» **Exercise details**: Show each line of the data below in which "Control" occurs.

*** Raw data ***

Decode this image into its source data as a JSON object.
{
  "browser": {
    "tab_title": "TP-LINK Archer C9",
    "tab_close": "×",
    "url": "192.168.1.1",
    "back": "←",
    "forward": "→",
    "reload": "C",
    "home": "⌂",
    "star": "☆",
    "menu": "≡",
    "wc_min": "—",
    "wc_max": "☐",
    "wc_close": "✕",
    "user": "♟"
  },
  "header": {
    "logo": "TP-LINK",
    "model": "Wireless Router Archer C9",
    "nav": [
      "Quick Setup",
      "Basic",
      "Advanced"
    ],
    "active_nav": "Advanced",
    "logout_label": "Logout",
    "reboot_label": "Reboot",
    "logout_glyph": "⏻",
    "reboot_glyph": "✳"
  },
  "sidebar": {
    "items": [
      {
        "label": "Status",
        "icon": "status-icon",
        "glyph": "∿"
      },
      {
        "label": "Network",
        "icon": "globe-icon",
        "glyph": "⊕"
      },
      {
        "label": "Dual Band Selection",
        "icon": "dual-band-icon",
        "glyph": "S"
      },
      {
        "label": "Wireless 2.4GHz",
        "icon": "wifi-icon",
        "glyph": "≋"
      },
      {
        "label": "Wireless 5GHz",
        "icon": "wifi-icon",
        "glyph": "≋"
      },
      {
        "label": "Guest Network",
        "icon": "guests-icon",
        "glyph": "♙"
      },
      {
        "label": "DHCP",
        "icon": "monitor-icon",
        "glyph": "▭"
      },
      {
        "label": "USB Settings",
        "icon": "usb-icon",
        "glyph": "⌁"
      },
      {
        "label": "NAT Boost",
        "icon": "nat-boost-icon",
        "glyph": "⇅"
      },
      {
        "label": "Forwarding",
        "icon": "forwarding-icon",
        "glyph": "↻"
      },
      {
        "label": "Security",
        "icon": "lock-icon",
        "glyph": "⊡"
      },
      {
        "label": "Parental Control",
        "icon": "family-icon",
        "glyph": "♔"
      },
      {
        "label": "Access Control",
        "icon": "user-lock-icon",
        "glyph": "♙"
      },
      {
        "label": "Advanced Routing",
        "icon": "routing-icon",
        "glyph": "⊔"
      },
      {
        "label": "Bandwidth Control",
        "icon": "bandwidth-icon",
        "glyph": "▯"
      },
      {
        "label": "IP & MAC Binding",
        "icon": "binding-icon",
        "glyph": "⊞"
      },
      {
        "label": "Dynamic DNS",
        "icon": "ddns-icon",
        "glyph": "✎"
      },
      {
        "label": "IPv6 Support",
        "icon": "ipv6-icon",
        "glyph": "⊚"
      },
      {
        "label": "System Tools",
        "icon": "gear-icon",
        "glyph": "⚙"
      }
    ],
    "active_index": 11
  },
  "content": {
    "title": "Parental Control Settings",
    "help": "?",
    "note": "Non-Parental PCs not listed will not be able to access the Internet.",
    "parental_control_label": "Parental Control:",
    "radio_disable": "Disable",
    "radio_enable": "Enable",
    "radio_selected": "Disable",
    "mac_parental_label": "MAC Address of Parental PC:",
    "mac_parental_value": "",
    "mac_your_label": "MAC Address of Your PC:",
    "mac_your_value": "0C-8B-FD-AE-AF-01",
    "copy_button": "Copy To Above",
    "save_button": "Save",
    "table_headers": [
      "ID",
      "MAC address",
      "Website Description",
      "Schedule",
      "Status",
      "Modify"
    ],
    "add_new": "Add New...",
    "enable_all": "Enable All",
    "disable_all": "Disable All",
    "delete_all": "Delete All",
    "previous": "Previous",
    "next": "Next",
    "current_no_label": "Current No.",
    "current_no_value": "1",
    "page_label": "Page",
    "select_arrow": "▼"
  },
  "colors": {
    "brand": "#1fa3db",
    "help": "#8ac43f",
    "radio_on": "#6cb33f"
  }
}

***

» **Finished task**:
        "label": "Parental Control",
        "label": "Access Control",
        "label": "Bandwidth Control",
    "title": "Parental Control Settings",
    "parental_control_label": "Parental Control:",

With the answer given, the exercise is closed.